Carolyn L. Harcar and her mother were shocked when they arrived at Rancho Los Amigos Medical Center last week to find that budget cuts had shut down a job program for the severely handicapped the day before.
Harcar, 47, of Lakewood, suffers from a degenerative condition that has weakened her legs and made her dependent on her mother, a walker or a wheelchair.
She had begun attending the vocational program two days earlier with the hope that it would eventually lead to a job at a nursery school. Now that the county program is closed, the Harcars said they do not know where they will be able to find comparable, affordable services.
"(Carolyn) was disappointed. She cried,” said Caroline Harcar, 76, who fears that her daughter could one day end up in a board-and-care home. “She has to learn to be on her own. I know I’m not going to be around forever.”
Last week, five Los Angeles County hospitals began making 9.5% cuts in outpatient services to the poor. The cuts were ordered earlier this month by the Board of Supervisors in response to a shortfall in state funding.
The cuts will eliminate about 11,000 outpatient visits a month at Rancho Los Amigos, County-USC, Harbor-UCLA, Martin Luther King-Drew and Olive View hospitals. County Health Director Robert Gates said about 100 employees will be laid off.
The cutbacks gutted Rancho’s vocational rehabilitation program. As a result, 409 people will not receive outpatient services, a reduction of 614 monthly visits. Twenty-one employees, ranging from counselors to typists, have been reassigned temporarily and are expected to be laid off next month, spokeswoman Susan Miranda said.
The reductions at Rancho will save the county $389,184 a year.
Susumu Yokoyama, associate executive director at Rancho, said the hospital had few options. Other outpatient services are needed to maintain patients’ physical health, he said.
“Although it does have an impact, it won’t have the serious medical impact if, for example, we had cut the diabetic clinic,” Yokoyama said.

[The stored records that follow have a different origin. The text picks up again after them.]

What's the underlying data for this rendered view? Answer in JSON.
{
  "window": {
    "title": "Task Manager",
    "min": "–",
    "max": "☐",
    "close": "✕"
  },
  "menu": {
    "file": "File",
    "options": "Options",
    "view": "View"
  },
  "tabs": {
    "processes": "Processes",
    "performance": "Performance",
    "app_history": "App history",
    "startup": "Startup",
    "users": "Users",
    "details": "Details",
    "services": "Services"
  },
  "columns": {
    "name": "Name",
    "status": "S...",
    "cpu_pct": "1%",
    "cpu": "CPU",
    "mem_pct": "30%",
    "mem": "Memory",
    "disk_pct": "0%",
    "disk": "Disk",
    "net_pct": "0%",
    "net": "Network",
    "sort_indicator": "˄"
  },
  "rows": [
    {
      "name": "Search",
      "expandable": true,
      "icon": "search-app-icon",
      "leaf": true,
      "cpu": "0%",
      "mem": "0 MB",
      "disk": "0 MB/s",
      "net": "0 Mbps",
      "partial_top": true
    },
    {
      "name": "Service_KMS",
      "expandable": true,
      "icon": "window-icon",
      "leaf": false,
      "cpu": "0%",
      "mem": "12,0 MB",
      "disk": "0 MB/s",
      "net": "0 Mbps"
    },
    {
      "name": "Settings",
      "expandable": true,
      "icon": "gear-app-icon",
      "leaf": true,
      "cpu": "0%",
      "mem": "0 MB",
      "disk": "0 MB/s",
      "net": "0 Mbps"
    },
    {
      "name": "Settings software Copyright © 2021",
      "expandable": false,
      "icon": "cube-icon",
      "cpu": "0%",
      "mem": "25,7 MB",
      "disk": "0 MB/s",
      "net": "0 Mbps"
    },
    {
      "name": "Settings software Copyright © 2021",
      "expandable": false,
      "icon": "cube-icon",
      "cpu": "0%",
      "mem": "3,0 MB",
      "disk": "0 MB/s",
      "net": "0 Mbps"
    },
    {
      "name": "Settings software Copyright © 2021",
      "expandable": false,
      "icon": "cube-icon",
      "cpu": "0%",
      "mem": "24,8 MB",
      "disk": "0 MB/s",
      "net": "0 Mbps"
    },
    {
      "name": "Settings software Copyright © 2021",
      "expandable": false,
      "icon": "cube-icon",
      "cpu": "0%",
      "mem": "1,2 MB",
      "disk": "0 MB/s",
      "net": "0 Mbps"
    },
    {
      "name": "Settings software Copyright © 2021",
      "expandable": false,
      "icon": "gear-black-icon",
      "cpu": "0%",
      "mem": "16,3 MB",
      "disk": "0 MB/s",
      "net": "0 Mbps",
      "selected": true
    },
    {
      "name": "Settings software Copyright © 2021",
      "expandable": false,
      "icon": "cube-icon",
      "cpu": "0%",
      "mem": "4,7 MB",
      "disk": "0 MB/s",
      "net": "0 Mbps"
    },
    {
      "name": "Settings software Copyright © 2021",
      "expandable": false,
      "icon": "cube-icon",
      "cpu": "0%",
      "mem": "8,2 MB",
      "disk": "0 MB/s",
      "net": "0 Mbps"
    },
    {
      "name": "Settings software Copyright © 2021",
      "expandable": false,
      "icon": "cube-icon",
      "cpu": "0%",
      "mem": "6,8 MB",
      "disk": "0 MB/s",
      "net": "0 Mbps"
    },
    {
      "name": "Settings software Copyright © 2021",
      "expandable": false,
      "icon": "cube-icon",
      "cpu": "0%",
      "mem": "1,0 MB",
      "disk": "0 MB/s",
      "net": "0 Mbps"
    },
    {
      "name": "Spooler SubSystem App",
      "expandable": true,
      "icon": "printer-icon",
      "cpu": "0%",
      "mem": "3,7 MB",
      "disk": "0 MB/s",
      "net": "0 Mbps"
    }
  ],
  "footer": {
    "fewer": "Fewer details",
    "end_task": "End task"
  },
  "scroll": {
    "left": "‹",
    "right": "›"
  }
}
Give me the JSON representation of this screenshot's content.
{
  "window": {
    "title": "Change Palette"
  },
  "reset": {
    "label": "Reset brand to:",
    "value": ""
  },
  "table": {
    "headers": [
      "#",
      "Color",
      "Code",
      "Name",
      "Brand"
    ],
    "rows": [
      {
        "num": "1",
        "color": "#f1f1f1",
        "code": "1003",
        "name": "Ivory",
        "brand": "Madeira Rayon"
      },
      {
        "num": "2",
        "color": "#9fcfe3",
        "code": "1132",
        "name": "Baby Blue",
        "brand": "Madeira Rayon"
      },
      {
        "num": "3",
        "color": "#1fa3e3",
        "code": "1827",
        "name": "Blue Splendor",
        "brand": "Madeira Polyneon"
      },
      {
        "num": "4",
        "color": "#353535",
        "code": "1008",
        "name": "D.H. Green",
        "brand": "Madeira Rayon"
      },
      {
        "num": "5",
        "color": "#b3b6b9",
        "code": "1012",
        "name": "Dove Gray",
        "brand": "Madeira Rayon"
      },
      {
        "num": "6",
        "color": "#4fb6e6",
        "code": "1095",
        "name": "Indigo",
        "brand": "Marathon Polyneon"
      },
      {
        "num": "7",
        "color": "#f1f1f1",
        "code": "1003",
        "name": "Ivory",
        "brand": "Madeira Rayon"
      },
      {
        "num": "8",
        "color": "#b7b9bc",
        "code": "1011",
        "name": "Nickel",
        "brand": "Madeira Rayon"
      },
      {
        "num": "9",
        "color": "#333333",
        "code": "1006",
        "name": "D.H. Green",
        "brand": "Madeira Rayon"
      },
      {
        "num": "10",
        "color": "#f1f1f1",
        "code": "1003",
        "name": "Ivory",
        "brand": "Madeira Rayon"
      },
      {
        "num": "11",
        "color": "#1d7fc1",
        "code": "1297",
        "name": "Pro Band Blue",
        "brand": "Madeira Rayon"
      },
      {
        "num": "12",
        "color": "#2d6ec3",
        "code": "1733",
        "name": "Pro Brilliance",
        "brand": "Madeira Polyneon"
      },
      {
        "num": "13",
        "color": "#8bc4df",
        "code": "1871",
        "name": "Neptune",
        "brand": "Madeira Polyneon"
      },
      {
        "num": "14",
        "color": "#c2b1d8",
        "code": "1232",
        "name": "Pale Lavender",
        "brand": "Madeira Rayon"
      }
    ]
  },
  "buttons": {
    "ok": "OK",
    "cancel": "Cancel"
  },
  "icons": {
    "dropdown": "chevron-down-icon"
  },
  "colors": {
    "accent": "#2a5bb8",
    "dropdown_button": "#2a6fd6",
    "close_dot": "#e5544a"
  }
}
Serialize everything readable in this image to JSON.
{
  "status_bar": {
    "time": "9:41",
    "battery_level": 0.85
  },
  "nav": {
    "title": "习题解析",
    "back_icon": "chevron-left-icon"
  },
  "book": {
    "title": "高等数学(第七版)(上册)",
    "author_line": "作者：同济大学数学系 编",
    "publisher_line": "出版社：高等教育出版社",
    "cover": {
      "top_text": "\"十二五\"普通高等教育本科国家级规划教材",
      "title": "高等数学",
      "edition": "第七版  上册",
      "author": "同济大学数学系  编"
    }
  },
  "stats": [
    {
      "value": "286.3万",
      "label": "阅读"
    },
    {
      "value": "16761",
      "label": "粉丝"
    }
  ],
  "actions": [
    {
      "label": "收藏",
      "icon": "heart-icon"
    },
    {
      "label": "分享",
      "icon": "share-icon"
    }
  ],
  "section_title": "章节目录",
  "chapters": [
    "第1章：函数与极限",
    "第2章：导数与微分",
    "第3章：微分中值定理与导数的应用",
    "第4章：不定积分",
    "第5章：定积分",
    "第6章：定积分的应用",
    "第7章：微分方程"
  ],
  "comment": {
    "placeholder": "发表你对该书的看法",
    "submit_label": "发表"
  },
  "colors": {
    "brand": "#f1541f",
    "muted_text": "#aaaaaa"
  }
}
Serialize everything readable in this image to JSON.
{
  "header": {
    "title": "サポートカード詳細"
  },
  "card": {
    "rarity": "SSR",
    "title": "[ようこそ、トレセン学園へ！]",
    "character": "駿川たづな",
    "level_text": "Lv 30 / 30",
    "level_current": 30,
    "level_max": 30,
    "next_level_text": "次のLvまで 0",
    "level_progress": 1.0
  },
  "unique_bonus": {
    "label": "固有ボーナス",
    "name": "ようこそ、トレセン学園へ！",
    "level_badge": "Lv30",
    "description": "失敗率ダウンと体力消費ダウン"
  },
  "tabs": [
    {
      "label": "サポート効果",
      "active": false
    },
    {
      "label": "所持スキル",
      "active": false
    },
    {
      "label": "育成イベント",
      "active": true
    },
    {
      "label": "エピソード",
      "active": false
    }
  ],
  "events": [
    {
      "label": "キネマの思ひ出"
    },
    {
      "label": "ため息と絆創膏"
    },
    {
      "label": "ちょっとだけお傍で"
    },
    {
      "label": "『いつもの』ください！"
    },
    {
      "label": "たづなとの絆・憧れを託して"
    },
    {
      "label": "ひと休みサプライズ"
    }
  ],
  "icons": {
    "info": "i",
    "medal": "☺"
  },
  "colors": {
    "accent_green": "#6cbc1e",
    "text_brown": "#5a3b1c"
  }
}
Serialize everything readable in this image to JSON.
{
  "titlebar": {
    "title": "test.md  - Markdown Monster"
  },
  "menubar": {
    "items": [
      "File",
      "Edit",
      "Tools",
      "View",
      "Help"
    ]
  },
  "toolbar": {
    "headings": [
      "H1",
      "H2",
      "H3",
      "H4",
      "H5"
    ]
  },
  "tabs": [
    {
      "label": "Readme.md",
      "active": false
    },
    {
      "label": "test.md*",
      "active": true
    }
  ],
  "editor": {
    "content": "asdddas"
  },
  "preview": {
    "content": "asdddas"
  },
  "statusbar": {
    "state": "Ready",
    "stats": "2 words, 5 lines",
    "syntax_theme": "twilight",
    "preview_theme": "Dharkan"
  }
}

The doors of Rancho’s Vocational Rehabilitation Center were closed the afternoon of Aug. 21.
Among the services eliminated was the hospital’s vocational evaluation workshop, which tests severely disabled people to determine what types of jobs they can perform.
Also eliminated was counseling to train, motivate and help handicapped outpatients find jobs. Such counseling will still be available for inpatients at Rancho.
The hospital’s community resources section was cut as well. It provided a directory of community services, such as bus routes and information on what restaurants have ramps for the handicapped.
A hospital work program for handicapped outpatients also was eliminated. The program employed outpatients as clerical workers, among other things, to help prepare them for outside jobs.
To some patients, the cutbacks mean longer trips to other hospitals or rehabilitation centers where some of the same services are provided. To others, who may not be able to afford private rehabilitation services, the cutbacks may mean doing without. Of the 409 patients affected, 95 are indigent, Yokoyama said.
And even for those who can afford them, some of the rehabilitation services cut at Rancho will be hard to duplicate, officials said.
Rancho is known for its treatment of head injuries, and many of the outpatients who used the vocational services at Rancho were victims of such injuries. Some of those outpatients were receiving extra help managing problems such as short-term memory loss before they could qualify for State Department of Rehabilitation programs.
“It was (a) unique (program) for people who weren’t quite ready for us,” said Maureen McIntyre, a state rehabilitation supervisor.
Melvin E. Burns, 40, is one of those people who needs extra help. He doesn’t remember the 1982 auto accident that damaged his brain and changed his life forever. He was driving his Volkswagen from his Norwalk home to his teaching job at Whittier Christian High School when he collided with a truck, his wife, Lynnette, recalled.
Burns emerged from a coma two months later. But when he started to talk, the former history and math teacher spouted algebraic equations. He had to learn how to walk and run and to relearn words such as refrigerator. Burns’ short-term memory will never be the same.
For several years, Burns has helped his wife clean houses to supplement the family income. He knows he has to vacuum, mop and shake out rugs. But without a reminder, he tends to forget the order in which the tasks should be done.
Burns underwent vocational testing at Rancho and was receiving outpatient counseling to help him get a job best suited to his abilities. For the Burnses, the cutbacks at Rancho and the loss of counseling could be significant. They said they do not know where to receive similar services.
“Obviously he’s not going back to teaching,” said Lynnette Burns, a reading tutor. “It’s important we know what his capabilities are. You can go out and get a job at McDonald’s, but what if you can do better than that?”